TORONTO - The two men accused of first-degree murder in the death of Jordan Manners were found not guilty Thursday, nearly four years after the 15-year-old died in Toronto's first and only fatal school shooting.

It was the second trial for the two men, who were 17 when Manners was killed and can only be identified as C.D. and J.W. The first trial ended in a mistrial last year after four days of deliberations could not produce a unanimous verdict.

This time, the jury came back with acquittals in less than two full days.

When the verdict was read, C.D and J.W. embraced their lawyers, while people in the courtroom cried out in surprise.

"These boys have been in custody for a very long time," said J.W.'s lawyer, Donald McLeod. "Although it's not a day to be elated, I think it's a day for us to at least see that justice did the job that we believe should have been done today."

Manners' mother was not there to hear the verdict — which came just a day after what would have been Manners' 19th birthday — but her sister Ramona Manners rushed out of the courtroom distraught when she heard the words "not guilty." It will not provide closure for her sister, she said.

"There will never be closure for her," she told reporters. "Never.
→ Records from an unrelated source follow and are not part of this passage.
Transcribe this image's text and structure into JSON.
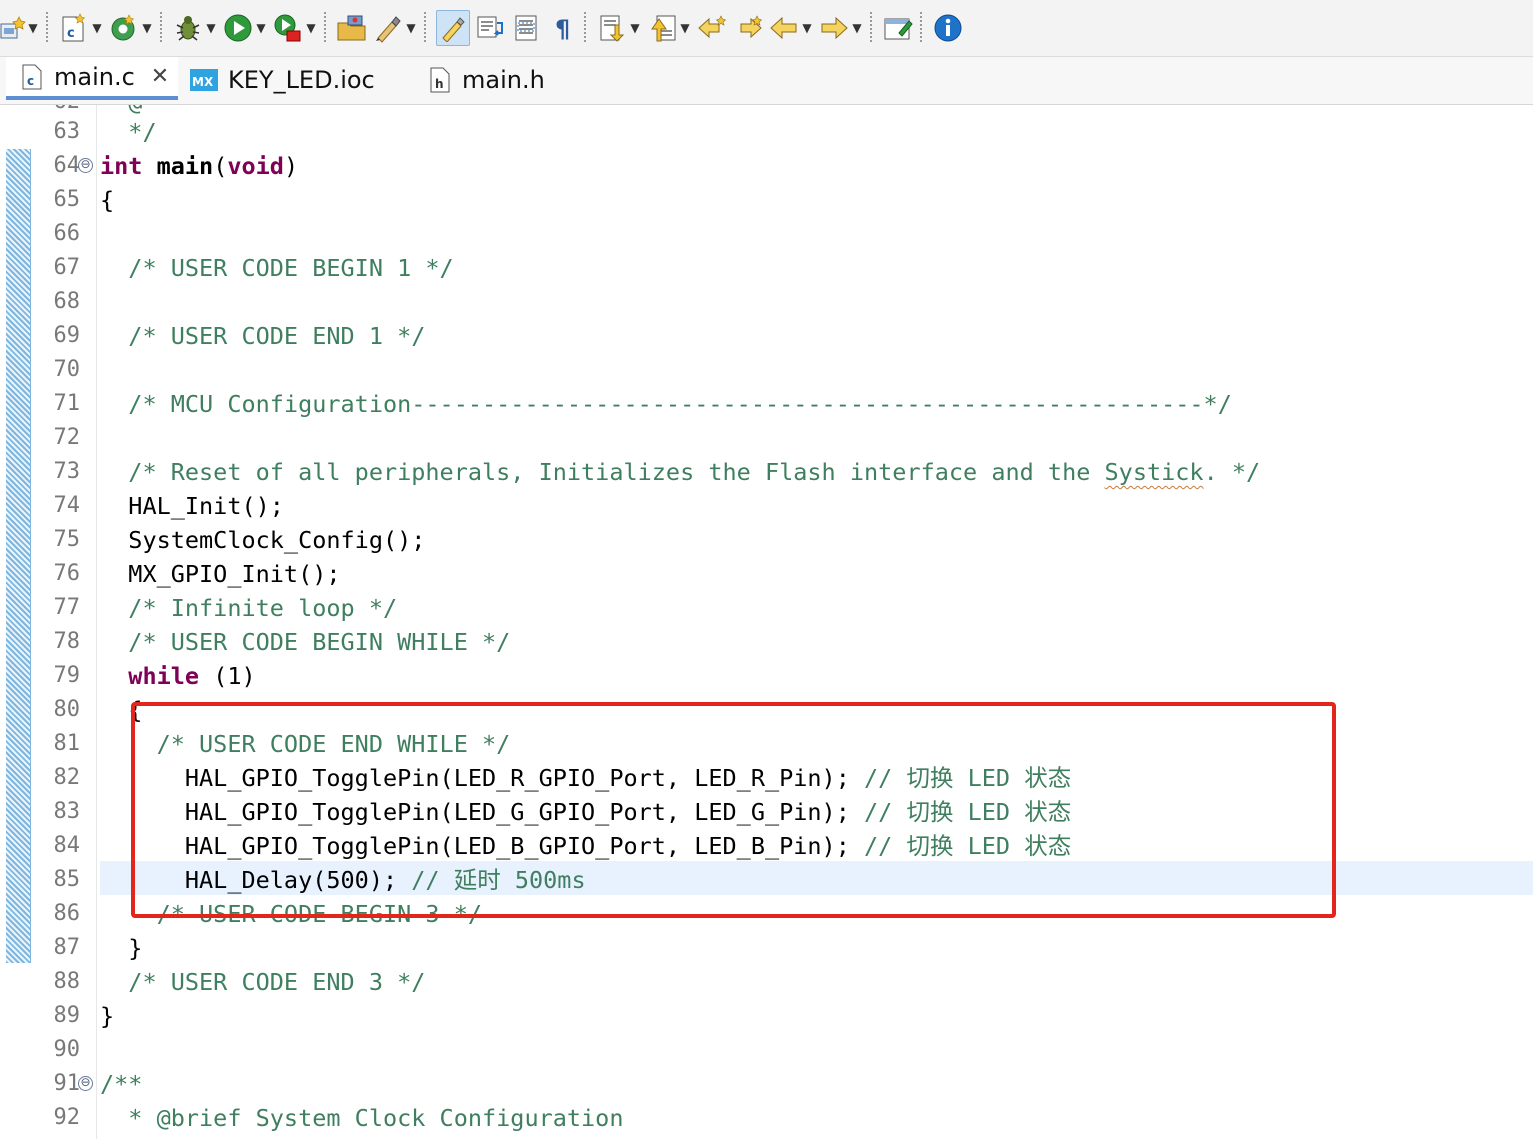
{
  "toolbar": {
    "icons": [
      "new-wizard-icon",
      "new-c-file-icon",
      "build-icon",
      "debug-icon",
      "run-icon",
      "external-tools-icon",
      "open-folder-icon",
      "toggle-mark-icon",
      "highlight-icon",
      "word-wrap-icon",
      "block-select-icon",
      "pilcrow-icon",
      "next-annotation-icon",
      "prev-annotation-icon",
      "last-edit-back-icon",
      "last-edit-forward-icon",
      "back-icon",
      "forward-icon",
      "open-perspective-icon",
      "info-icon"
    ],
    "accent": "#1e72c8"
  },
  "tabs": [
    {
      "label": "main.c",
      "icon": "c-file-icon",
      "active": true
    },
    {
      "label": "KEY_LED.ioc",
      "icon": "mx-ioc-icon",
      "active": false
    },
    {
      "label": "main.h",
      "icon": "h-file-icon",
      "active": false
    }
  ],
  "editor": {
    "lines": [
      {
        "n": "63",
        "text": "  */"
      },
      {
        "n": "64",
        "text": "int main(void)",
        "fold": "⊖"
      },
      {
        "n": "65",
        "text": "{"
      },
      {
        "n": "66",
        "text": ""
      },
      {
        "n": "67",
        "text": "  /* USER CODE BEGIN 1 */"
      },
      {
        "n": "68",
        "text": ""
      },
      {
        "n": "69",
        "text": "  /* USER CODE END 1 */"
      },
      {
        "n": "70",
        "text": ""
      },
      {
        "n": "71",
        "text": "  /* MCU Configuration--------------------------------------------------------*/"
      },
      {
        "n": "72",
        "text": ""
      },
      {
        "n": "73",
        "text": "  /* Reset of all peripherals, Initializes the Flash interface and the Systick. */"
      },
      {
        "n": "74",
        "text": "  HAL_Init();"
      },
      {
        "n": "75",
        "text": "  SystemClock_Config();"
      },
      {
        "n": "76",
        "text": "  MX_GPIO_Init();"
      },
      {
        "n": "77",
        "text": "  /* Infinite loop */"
      },
      {
        "n": "78",
        "text": "  /* USER CODE BEGIN WHILE */"
      },
      {
        "n": "79",
        "text": "  while (1)"
      },
      {
        "n": "80",
        "text": "  {"
      },
      {
        "n": "81",
        "text": "    /* USER CODE END WHILE */"
      },
      {
        "n": "82",
        "text": "      HAL_GPIO_TogglePin(LED_R_GPIO_Port, LED_R_Pin); // 切换 LED 状态"
      },
      {
        "n": "83",
        "text": "      HAL_GPIO_TogglePin(LED_G_GPIO_Port, LED_G_Pin); // 切换 LED 状态"
      },
      {
        "n": "84",
        "text": "      HAL_GPIO_TogglePin(LED_B_GPIO_Port, LED_B_Pin); // 切换 LED 状态"
      },
      {
        "n": "85",
        "text": "      HAL_Delay(500); // 延时 500ms"
      },
      {
        "n": "86",
        "text": "    /* USER CODE BEGIN 3 */"
      },
      {
        "n": "87",
        "text": "  }"
      },
      {
        "n": "88",
        "text": "  /* USER CODE END 3 */"
      },
      {
        "n": "89",
        "text": "}"
      },
      {
        "n": "90",
        "text": ""
      },
      {
        "n": "91",
        "text": "/**",
        "fold": "⊖"
      },
      {
        "n": "92",
        "text": "  * @brief System Clock Configuration"
      }
    ],
    "code_parts": {
      "l64_kw1": "int",
      "l64_fn": "main",
      "l64_p1": "(",
      "l64_kw2": "void",
      "l64_p2": ")",
      "l73_pre": "  /* Reset of all peripherals, Initializes the Flash interface and the ",
      "l73_squig": "Systick",
      "l73_post": ". */",
      "l79_kw": "while",
      "l79_rest": " (1)",
      "l82_code": "      HAL_GPIO_TogglePin(LED_R_GPIO_Port, LED_R_Pin); ",
      "l82_cmt": "// 切换 LED 状态",
      "l83_code": "      HAL_GPIO_TogglePin(LED_G_GPIO_Port, LED_G_Pin); ",
      "l83_cmt": "// 切换 LED 状态",
      "l84_code": "      HAL_GPIO_TogglePin(LED_B_GPIO_Port, LED_B_Pin); ",
      "l84_cmt": "// 切换 LED 状态",
      "l85_code": "      HAL_Delay(500); ",
      "l85_cmt": "// 延时 500ms"
    },
    "current_line": "85",
    "highlight_color": "#e2261c"
  }
}
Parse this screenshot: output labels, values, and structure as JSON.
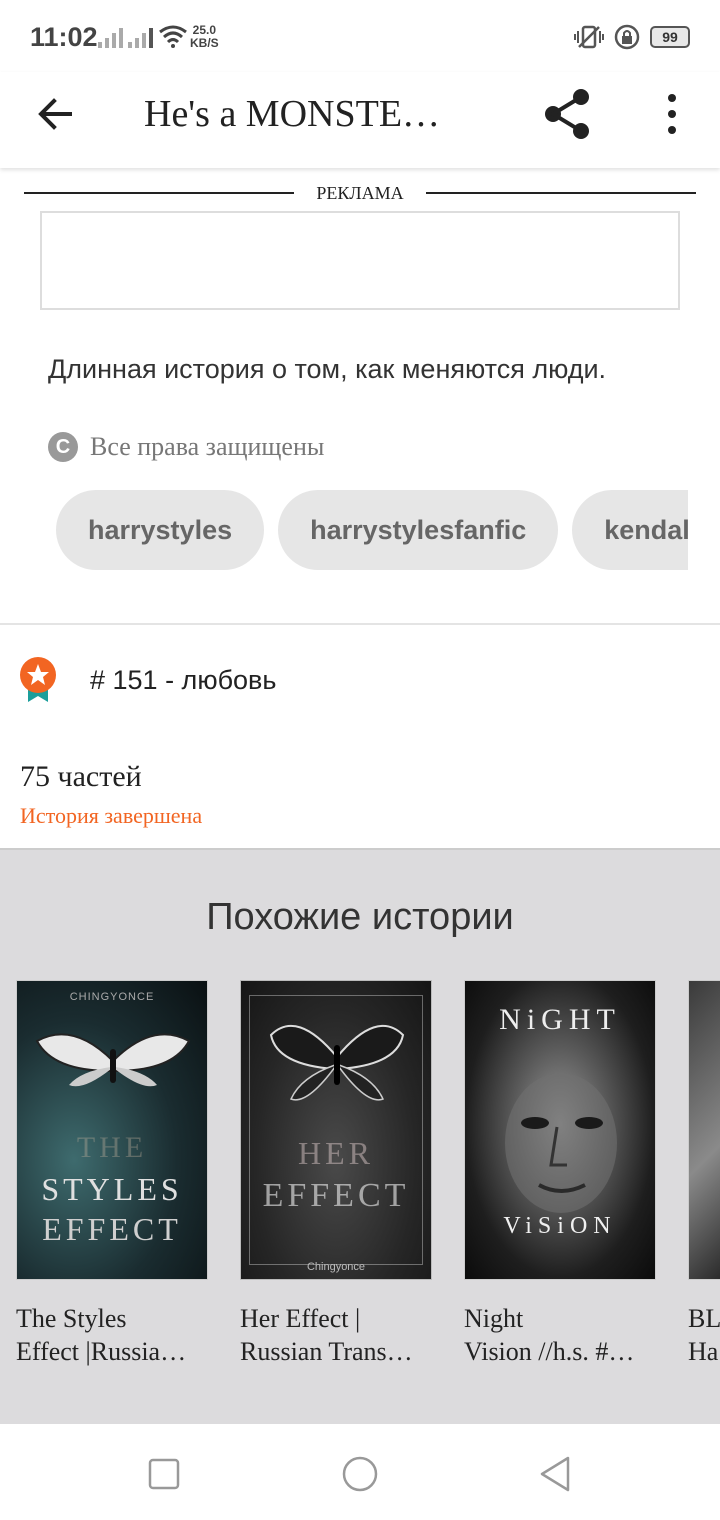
{
  "status_bar": {
    "time": "11:02",
    "speed_value": "25.0",
    "speed_unit": "KB/S",
    "battery": "99"
  },
  "app_bar": {
    "title": "He's a MONSTE…"
  },
  "ad": {
    "label": "РЕКЛАМА"
  },
  "story": {
    "description": "Длинная история о том, как меняются люди.",
    "copyright": "Все права защищены",
    "tags": [
      "harrystyles",
      "harrystylesfanfic",
      "kendalljenner"
    ],
    "rank": "# 151 - любовь",
    "parts": "75 частей",
    "status": "История завершена"
  },
  "similar": {
    "title": "Похожие истории",
    "books": [
      {
        "author_on_cover": "CHINGYONCE",
        "cover_lines": [
          "THE",
          "STYLES",
          "EFFECT"
        ],
        "title_line1": "The Styles",
        "title_line2": "Effect |Russia…"
      },
      {
        "author_on_cover": "Chingyonce",
        "cover_lines": [
          "HER",
          "EFFECT"
        ],
        "title_line1": "Her Effect |",
        "title_line2": "Russian Trans…"
      },
      {
        "cover_lines": [
          "NiGHT",
          "ViSiON"
        ],
        "title_line1": "Night",
        "title_line2": "Vision //h.s. #…"
      },
      {
        "title_line1": "BL",
        "title_line2": "Ha"
      }
    ]
  },
  "icons": [
    "back-arrow-icon",
    "share-icon",
    "more-vert-icon",
    "copyright-icon",
    "award-ribbon-icon",
    "recent-apps-icon",
    "home-icon",
    "back-triangle-icon"
  ]
}
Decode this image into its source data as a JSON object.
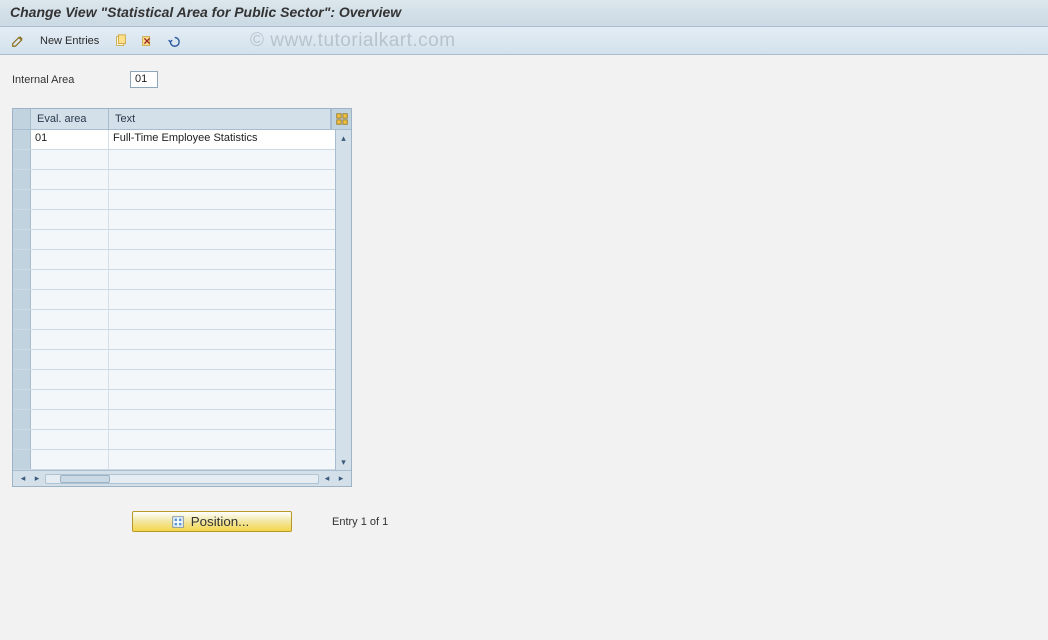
{
  "title": "Change View \"Statistical Area for Public Sector\": Overview",
  "watermark": "© www.tutorialkart.com",
  "toolbar": {
    "new_entries": "New Entries"
  },
  "field": {
    "internal_area_label": "Internal Area",
    "internal_area_value": "01"
  },
  "table": {
    "col_eval_area": "Eval. area",
    "col_text": "Text",
    "rows": [
      {
        "eval": "01",
        "text": "Full-Time Employee Statistics"
      }
    ],
    "empty_row_count": 16
  },
  "footer": {
    "position_button": "Position...",
    "entry_info": "Entry 1 of 1"
  }
}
Never. As long as whoever did it is still out there, there will never be closure for my sister."

Crown attorney Tom Lissaman said there will not be an appeal.

"We respect the verdict of the jury and our hearts go out to the Manners family, in particular, Jordan's mother," said Lissaman. "But again, in the manner in which this evidence came out before this jury, it is a reasonable verdict."

McLeod said his client was relieved that it was over and was ready to get on with his life.

"He was very, very happy," the defence lawyer said. "Life comes back to him."

C.D.'s lawyer Gary Grill said his client hasn't seen his daughter since she was a few days old.

"That's what he's thinking about right now," said Grill.

Manners' death at C.W. Jefferys Collegiate Institute on May 23, 2007, sent shockwaves through the city.

The slight teen, described as a "sweet little boy" by neighbours, had celebrated his 15th birthday just days before he was found lying in the school stairwell, a .25-calibre bullet lodged in his body.

During the first trial, two key witnesses backed away from statements they had earlier given police. One of the teenage girls said she couldn't recall the events while another said her account was based mainly on gossip.

A retrial began in March with the two accused, now 21, again pleading not guilty.

The Crown alleged the two had planned to rob Manners but it ended in murder while the defence argued that Manners was accidentally shot when he was examining the gun with two other students in a second-floor washroom at the school.

The boy was shot at such close range there was a powder burn on his jacket, court heard. His clothes had to be cut off because his jacket zipper was melted closed by the gunshot. Witnesses told court they didn't immediately realize what had happened since there was very little blood and Manners, struggling to breathe, was unable to talk.

Witnesses included students and staff from Manners' school in the city's north end with one teacher testifying that Manners was fascinated with guns.

Court heard Manners and the accused were friends and the Crown was not able to demonstrate there was any conflict between them.

But Lissaman played a videotaped statement from a key witness, a former student named Y.M., who told police she saw J.W. dragging Manners down the stairs "like a rag doll."

Appearing in court, however, Y.M. said she invented the statement to get attention.

"I don't think it played a factor in this at all," said Grill. "If she hadn't recanted and stuck to her original story, I think we would have seen the exact same verdict."

McLeod said the jury hearing J.W. testify in his own words and all the witnesses telling the same story except for Y.M. swayed the jury. C.D. did not testify at this trial and neither of the men had testified at the mistrial.

Manners' death pushed the issue of school safety to the forefront, as police officers were posted to many Toronto high schools, security cameras were installed, reviews were ordered and legislation was passed to protect students.

Note to readers: This is a corrected story. A previous version reported that the Jordan Manners shooting was Toronto's first and only school shooting. In fact, it was Toronto's first and only fatal school shooting.